Chapter 6 : Wound Healing
Wound healing is a complex and dynamic process of restoring cellular structures and tissue layers.
One needs to be extremely careful about wound healing after a surgical procedure as an infection may create complications or render the total procedure ineffective.
It is normal to feel numb near the operated area and the patient may also experience pain.
A patient may also feel itchy near the surgery wound and this is generally normal during the wound healing duration.
The patients must ensure that the wound is kept dry and clean and the surgeon will generally give instructions that when the person can shower.
Following are the factors that determine the types of wound healing:
Topics covered in this snack-sized chapter:
- The amount of tissue loss.
Process of wound healing basically takes place in one of the three ways:
- The existence of contamination or infection.
Primary wound healing or healing by the first intention occurs within an hours of repairing a full-thickness surgical incision.
This surgical insult results in the mortality of a minimal number of cellular constituents.
Healing occurs through secondary intention when surgical wounds are characterized by tissue loss with inability to approximate wound edges.
Healing is appropriate in cases of infection, excessive trauma, tissue loss, or imprecise approximation of tissue.
The wound is left open and allowed to heal from the inside towards the outer surface.
Secondary healing results in an inflammatory response that is more intense than with primary wound healing.
A full-thickness wound is allowed to close and heal.
Secondary healing results in pronounced contraction of wounds.
This healing process takes place when approximation of wound edges is delayed by 3-5 days or more after injury or surgery.
The entire wound healing process is a complex series of events that begins at the moment of injury and can continue for months to years.
There are basically 3 phases to the healing process:
- Remodeling or Maturation Phase.
After the occurrence of a wound, a process of blood extravasation starts to fill the damaged area with plasma and cell elements, especially platelet.
Platelet aggregation and blood coagulation generate a buffer which restores hemostasis and forms a barrier against the invasion of microorganisms.
The release of factors coming from platelets, contribute for the activation of monocytes, transforming them into macrophages that are the main cell involved in the control of the repair process.
The activated macrophage is the main effector cell in the process of tissue repair, degrading and removing components from the damaged connective tissue.
The proliferative phase is the phase in which a matrix or latticework of cells forms.
Fibroblasts produce a new extracellular matrix required for cell growth.

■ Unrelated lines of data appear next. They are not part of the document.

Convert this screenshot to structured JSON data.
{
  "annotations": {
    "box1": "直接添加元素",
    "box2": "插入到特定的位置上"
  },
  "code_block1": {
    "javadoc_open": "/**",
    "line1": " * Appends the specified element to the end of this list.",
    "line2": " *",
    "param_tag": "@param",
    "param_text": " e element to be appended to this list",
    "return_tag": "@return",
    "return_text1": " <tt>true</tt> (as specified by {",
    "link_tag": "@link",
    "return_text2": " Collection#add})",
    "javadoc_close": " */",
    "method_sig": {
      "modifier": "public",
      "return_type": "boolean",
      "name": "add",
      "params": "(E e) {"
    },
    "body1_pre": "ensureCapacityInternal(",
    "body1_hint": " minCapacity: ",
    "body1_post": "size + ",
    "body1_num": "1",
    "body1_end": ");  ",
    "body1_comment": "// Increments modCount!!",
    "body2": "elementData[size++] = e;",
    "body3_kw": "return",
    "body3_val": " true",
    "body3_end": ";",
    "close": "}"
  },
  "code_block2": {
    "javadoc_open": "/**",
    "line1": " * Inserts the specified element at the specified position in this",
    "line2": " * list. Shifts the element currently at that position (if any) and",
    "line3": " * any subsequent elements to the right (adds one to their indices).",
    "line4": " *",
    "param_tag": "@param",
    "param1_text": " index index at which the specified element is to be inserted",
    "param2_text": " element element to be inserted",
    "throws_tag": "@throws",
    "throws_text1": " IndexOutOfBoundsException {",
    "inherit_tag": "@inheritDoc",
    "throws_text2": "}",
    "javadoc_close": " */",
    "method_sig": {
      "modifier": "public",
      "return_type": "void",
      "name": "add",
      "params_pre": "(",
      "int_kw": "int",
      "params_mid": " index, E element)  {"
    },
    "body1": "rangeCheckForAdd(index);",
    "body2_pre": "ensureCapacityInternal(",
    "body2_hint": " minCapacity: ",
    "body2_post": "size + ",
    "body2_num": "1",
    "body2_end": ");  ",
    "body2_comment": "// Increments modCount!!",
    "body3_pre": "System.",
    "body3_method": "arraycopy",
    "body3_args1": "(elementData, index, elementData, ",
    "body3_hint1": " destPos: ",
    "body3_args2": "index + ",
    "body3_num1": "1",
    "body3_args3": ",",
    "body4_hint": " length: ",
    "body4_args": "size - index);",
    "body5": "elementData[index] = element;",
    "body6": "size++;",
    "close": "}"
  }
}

Epithelialization is the natural act of healing dermal and epidermal tissue in which epithelium grows over a wound.
Epithelium is a membranous tissue made up of one or more layers of cells that contains very little intercellular substance.
Re-Epithelialization restoration of epithelium over a denuded area (as a burn site) by natural growth or plastic surgery.
Granulation tissue is a mixture of newly forming blood vessel buds, macrophages and fibroblasts in a collagen matrix.
Angiogenesis is an essential phase of the healing process, in which new blood vessels are formed from preexisting vessels.
New blood vessels carry oxygen and nutrients required for local cellular metabolism.
The extracellular matrix is important for the growth and normal maintenance of vessels, because they act as the support platform for the cell migration and also reservoir and modulator of the release of growth factors.
The framework (collagen) becomes more organized making the tissue stronger.
It is a phase marked by maturation of elements and affections to the extracellular matrix, leading to proteoglycan and collagen deposits.
Fibroblasts and inflammatory cells disappear from the wound site through a process of migration.
The skin forms a protective barrier between the outer environment and the body.
Various factors can lead to impaired wound healing.
The factors which influence repair are:
Wound Healing Phases
Immediate to 2-5 days
5 days to 3 weeks
Collagen forms which increases tensile strength to wounds
Bleeding stops (homeostasis)
Constriction of the blood supply
Platelets start to clot
Formation of a scab
New collagen tissue is laid down
New capillaries fills in defect
Scar tissue is only 80 percent as strong as original tissue
Opening of the blood supply
Cleansing of the wound
3 weeks to 2 years
Cells cross over the moist surface
Cell travel about 3 cm from point of origin
Local Factors are directly influence the characteristics of the wound itself.
- Oxygen is important for cell metabolism and is critical for nearly all wound-healing processes.
- Due to vascular disruption and high oxygen consumption by metabolically active cells, the microenvironment of the early wound is depleted of oxygen.
- In wounds where oxygenation is not restored, healing is impaired.
- Infection and replication status of the micro-organisms determines whether the wound is classified as having contamination, colonization, local infection/critical colonization, and/or spreading invasive infection.
- Contamination is the presence of non-replicating organisms on a wound.
- Colonization is the presence of replicating micro-organisms on the wound without tissue damage.
- Invasive infection is the presence of replicating organisms within a wound with subsequent host injury.
- Inflammation is an important step for the removal of contaminating microorganisms.
- In the absence of effective decontamination, inflammation may be prolonged.
Systemic Factors are the overall state of the person that affects his or her ability to heal.
Systemic factors that influence healing are:
- Sex hormones in aged individuals